#### GIVEN DATA:
###
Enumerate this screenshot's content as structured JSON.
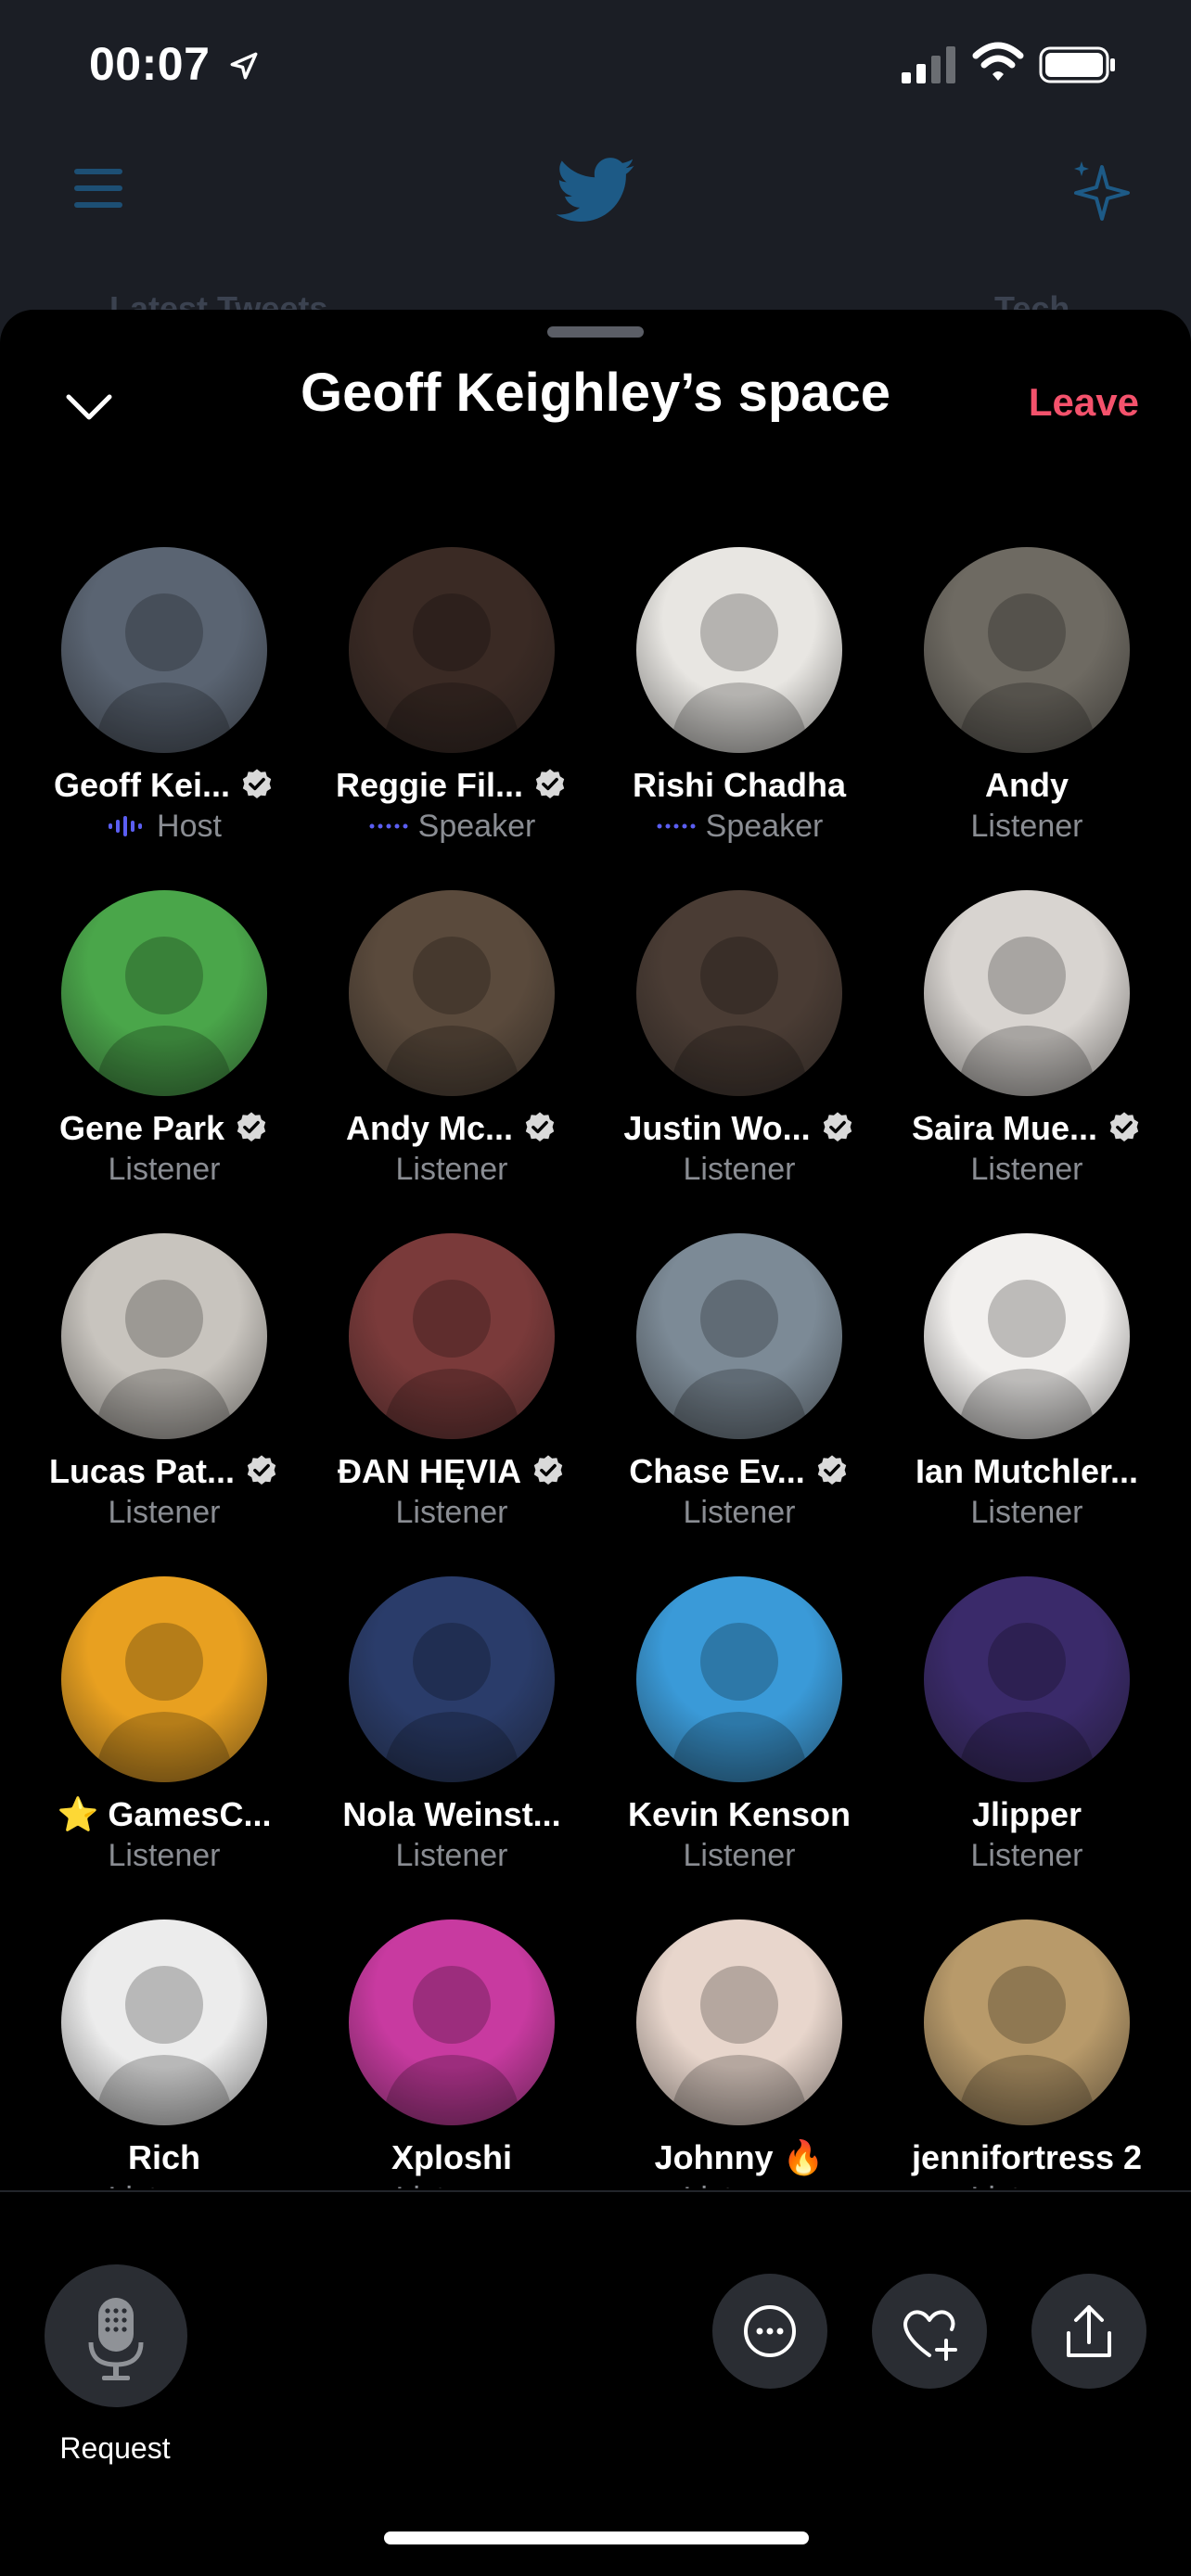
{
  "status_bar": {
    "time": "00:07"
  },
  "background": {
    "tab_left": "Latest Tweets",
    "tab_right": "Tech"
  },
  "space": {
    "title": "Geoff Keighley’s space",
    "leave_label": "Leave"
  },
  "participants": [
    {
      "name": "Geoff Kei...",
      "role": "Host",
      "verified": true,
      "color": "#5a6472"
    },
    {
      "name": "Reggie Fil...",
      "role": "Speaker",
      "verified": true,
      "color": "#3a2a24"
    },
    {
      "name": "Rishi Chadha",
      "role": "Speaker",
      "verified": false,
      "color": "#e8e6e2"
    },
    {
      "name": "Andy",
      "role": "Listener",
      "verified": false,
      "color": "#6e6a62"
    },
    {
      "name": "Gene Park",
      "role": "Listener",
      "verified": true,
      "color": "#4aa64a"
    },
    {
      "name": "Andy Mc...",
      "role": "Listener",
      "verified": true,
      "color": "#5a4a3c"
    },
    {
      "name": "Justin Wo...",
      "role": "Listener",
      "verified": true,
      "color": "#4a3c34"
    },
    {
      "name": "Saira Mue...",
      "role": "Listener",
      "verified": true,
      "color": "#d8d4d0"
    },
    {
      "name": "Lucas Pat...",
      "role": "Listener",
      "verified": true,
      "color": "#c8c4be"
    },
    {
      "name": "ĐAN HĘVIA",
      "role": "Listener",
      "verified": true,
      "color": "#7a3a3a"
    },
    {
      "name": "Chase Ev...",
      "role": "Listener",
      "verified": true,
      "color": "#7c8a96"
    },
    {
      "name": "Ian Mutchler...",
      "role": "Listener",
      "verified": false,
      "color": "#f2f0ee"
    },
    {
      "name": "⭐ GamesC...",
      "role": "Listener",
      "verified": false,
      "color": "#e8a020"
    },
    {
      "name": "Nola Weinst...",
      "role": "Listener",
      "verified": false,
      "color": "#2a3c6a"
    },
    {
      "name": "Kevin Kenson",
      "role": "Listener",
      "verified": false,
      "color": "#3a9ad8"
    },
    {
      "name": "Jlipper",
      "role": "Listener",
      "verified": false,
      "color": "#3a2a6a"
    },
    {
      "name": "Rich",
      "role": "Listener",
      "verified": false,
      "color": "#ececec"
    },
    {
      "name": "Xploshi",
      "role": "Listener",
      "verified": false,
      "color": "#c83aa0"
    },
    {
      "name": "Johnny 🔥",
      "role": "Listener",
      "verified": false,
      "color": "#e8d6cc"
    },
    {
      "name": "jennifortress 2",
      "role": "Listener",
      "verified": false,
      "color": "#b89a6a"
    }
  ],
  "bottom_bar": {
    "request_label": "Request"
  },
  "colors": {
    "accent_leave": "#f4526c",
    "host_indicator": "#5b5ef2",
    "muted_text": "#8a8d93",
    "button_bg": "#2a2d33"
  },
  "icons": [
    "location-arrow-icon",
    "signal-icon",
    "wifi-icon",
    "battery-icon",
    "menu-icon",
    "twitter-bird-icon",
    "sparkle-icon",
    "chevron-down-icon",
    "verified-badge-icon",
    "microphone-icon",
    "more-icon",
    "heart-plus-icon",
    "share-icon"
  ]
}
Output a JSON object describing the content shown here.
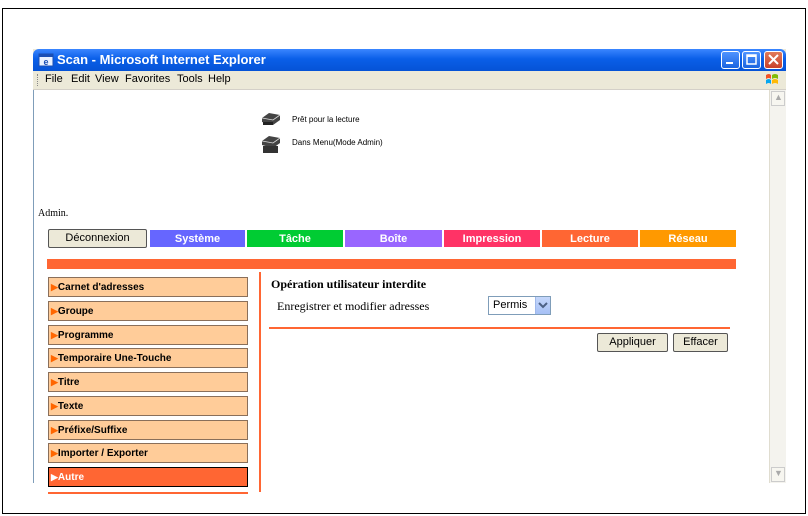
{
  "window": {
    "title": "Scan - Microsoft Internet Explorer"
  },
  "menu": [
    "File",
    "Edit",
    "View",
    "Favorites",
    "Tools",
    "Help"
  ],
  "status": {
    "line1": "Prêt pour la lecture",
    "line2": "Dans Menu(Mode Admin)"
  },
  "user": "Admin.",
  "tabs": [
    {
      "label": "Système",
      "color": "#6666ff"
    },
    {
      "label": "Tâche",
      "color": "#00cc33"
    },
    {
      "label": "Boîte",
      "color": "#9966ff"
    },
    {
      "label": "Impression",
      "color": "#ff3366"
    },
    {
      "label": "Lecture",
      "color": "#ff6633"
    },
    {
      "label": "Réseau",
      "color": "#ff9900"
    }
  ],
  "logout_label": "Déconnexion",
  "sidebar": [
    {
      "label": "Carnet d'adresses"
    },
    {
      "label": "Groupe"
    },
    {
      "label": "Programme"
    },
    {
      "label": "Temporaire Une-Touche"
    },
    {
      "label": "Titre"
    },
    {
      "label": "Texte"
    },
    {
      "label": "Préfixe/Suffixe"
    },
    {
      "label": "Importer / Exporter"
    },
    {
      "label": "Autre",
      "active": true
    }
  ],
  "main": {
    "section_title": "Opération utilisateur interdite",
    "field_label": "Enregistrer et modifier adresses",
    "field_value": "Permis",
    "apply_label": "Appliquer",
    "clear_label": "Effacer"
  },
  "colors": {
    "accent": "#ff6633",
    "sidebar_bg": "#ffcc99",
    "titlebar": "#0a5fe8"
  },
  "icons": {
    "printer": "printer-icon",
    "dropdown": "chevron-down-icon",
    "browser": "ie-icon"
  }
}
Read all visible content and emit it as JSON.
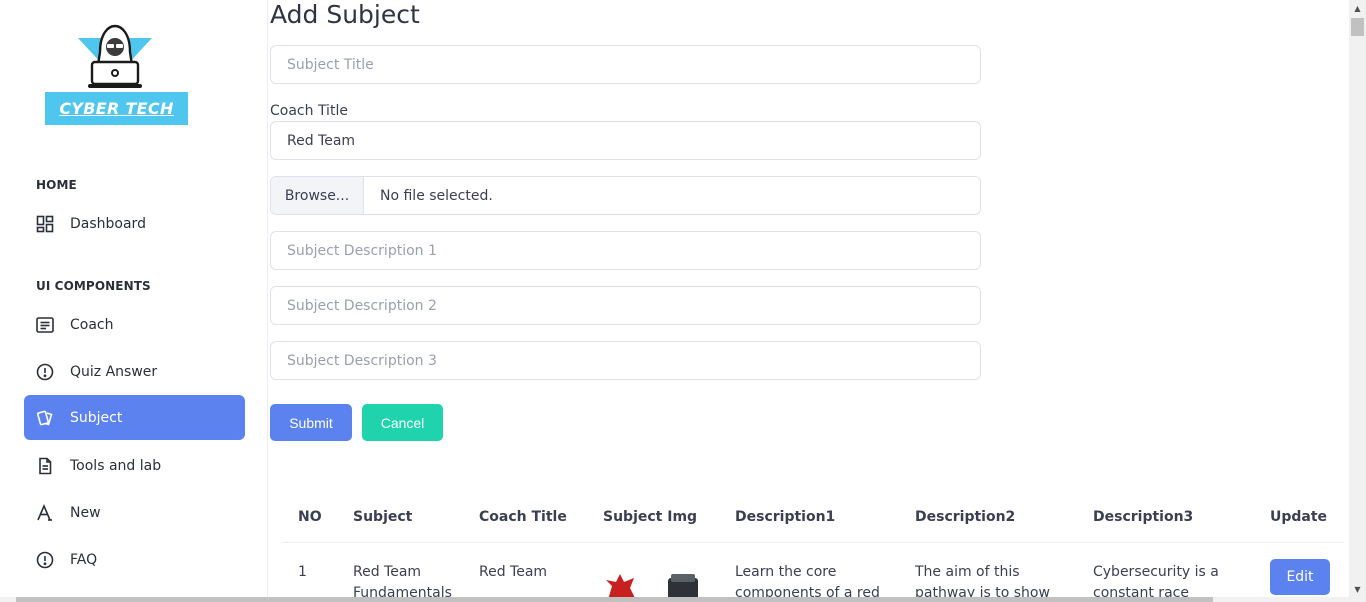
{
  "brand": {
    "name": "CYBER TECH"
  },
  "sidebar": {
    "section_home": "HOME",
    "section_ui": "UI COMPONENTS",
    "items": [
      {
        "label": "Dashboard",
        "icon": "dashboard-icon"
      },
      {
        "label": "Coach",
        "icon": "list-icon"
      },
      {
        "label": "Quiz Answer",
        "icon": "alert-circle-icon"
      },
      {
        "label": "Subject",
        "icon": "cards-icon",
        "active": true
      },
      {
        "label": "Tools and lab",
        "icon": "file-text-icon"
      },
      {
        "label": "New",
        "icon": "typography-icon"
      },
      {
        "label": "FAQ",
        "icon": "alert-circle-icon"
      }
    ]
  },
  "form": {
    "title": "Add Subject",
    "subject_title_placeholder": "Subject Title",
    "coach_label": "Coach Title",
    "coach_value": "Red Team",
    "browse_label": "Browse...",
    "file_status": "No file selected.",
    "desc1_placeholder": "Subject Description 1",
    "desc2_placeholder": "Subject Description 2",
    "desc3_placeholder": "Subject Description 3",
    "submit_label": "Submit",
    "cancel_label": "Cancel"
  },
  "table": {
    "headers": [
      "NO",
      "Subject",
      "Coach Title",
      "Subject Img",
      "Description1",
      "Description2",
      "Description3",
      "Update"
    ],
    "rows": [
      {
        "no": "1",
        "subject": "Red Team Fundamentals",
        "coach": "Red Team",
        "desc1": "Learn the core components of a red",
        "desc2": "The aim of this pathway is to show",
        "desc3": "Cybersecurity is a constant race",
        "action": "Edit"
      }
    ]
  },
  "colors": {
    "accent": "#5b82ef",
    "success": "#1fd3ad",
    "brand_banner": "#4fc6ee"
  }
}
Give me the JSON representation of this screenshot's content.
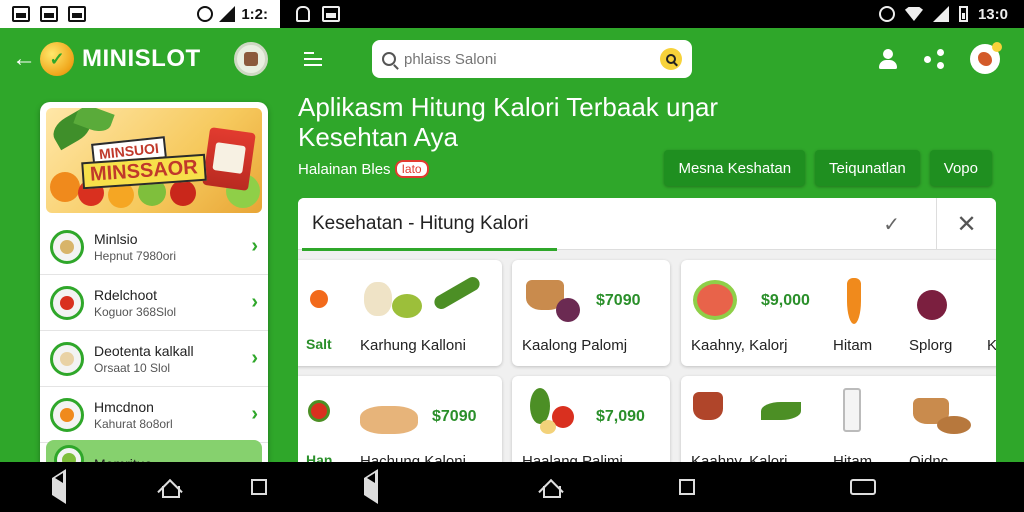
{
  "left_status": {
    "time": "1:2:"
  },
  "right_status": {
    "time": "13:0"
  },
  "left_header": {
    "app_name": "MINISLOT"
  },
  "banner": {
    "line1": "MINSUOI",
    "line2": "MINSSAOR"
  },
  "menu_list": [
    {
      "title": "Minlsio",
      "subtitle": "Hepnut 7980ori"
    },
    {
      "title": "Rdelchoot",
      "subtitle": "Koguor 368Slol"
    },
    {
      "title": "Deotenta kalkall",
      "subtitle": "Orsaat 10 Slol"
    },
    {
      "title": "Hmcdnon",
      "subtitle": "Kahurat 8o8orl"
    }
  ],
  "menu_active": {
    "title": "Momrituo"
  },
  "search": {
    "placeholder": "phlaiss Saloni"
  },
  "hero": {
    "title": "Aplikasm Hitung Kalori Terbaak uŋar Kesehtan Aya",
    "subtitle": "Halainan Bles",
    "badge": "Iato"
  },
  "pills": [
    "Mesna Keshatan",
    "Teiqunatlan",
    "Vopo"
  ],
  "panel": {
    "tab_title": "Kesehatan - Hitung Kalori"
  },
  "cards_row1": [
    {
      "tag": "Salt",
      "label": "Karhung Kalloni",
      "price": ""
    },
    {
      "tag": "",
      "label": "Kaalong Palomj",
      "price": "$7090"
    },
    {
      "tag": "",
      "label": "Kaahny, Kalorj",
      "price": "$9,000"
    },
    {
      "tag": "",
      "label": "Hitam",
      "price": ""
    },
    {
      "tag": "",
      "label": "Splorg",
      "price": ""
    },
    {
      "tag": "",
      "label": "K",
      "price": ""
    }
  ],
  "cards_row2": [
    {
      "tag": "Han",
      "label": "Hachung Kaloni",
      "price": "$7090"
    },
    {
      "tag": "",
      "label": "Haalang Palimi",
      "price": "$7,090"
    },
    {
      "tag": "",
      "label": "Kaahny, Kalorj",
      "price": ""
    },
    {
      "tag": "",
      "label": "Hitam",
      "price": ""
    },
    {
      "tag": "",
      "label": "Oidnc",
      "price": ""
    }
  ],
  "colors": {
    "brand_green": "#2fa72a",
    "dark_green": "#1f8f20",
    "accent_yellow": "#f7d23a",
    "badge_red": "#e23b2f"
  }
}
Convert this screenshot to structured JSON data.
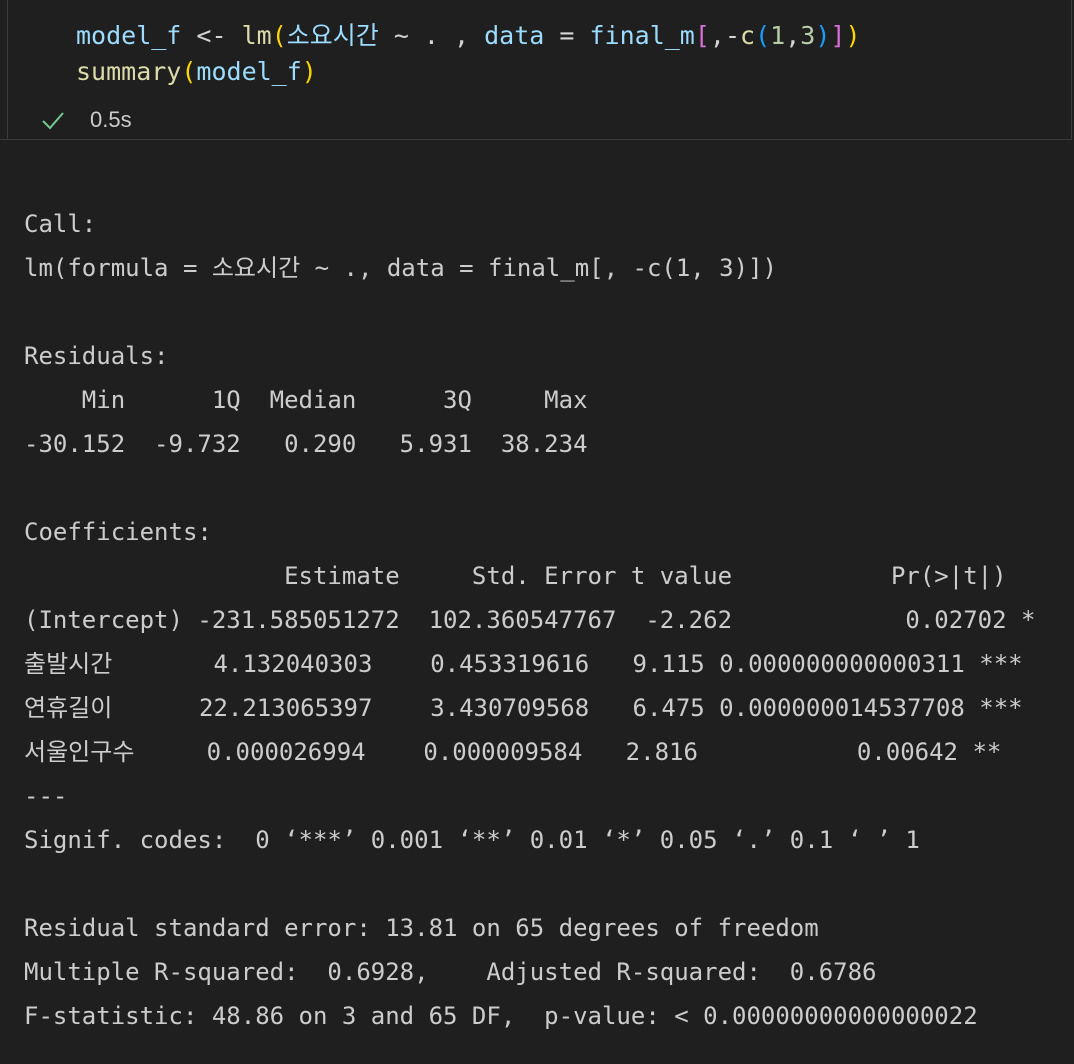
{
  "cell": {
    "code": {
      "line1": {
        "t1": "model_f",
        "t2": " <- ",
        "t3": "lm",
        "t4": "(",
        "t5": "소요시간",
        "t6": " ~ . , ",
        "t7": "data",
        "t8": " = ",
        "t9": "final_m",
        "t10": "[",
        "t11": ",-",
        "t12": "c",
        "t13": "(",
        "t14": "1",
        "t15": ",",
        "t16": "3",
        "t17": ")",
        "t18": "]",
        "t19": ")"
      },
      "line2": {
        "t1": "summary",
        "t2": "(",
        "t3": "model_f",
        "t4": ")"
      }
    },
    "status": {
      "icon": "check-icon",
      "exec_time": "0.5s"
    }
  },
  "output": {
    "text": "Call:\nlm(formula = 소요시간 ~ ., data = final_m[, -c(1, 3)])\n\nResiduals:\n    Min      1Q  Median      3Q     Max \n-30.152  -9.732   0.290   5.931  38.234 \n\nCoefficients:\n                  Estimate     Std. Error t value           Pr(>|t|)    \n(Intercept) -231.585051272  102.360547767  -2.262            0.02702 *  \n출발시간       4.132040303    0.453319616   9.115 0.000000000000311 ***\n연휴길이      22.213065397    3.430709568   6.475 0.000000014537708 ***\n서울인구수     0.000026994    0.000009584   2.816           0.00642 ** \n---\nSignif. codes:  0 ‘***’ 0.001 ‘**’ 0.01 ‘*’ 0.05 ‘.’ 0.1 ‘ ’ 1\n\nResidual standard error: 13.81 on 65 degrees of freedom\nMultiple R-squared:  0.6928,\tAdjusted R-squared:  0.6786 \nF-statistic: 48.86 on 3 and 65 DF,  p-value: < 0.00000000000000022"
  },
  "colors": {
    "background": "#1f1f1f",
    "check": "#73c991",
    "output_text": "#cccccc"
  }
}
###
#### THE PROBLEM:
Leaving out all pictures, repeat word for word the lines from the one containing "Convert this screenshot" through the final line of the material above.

#### WRITTEN RESPONSE:
Convert this screenshot to structured JSON data.
{
  "cell": {
    "code": {
      "line1": {
        "t1": "model_f",
        "t2": " <- ",
        "t3": "lm",
        "t4": "(",
        "t5": "소요시간",
        "t6": " ~ . , ",
        "t7": "data",
        "t8": " = ",
        "t9": "final_m",
        "t10": "[",
        "t11": ",-",
        "t12": "c",
        "t13": "(",
        "t14": "1",
        "t15": ",",
        "t16": "3",
        "t17": ")",
        "t18": "]",
        "t19": ")"
      },
      "line2": {
        "t1": "summary",
        "t2": "(",
        "t3": "model_f",
        "t4": ")"
      }
    },
    "status": {
      "icon": "check-icon",
      "exec_time": "0.5s"
    }
  },
  "output": {
    "text": "Call:\nlm(formula = 소요시간 ~ ., data = final_m[, -c(1, 3)])\n\nResiduals:\n    Min      1Q  Median      3Q     Max \n-30.152  -9.732   0.290   5.931  38.234 \n\nCoefficients:\n                  Estimate     Std. Error t value           Pr(>|t|)    \n(Intercept) -231.585051272  102.360547767  -2.262            0.02702 *  \n출발시간       4.132040303    0.453319616   9.115 0.000000000000311 ***\n연휴길이      22.213065397    3.430709568   6.475 0.000000014537708 ***\n서울인구수     0.000026994    0.000009584   2.816           0.00642 ** \n---\nSignif. codes:  0 ‘***’ 0.001 ‘**’ 0.01 ‘*’ 0.05 ‘.’ 0.1 ‘ ’ 1\n\nResidual standard error: 13.81 on 65 degrees of freedom\nMultiple R-squared:  0.6928,\tAdjusted R-squared:  0.6786 \nF-statistic: 48.86 on 3 and 65 DF,  p-value: < 0.00000000000000022"
  },
  "colors": {
    "background": "#1f1f1f",
    "check": "#73c991",
    "output_text": "#cccccc"
  }
}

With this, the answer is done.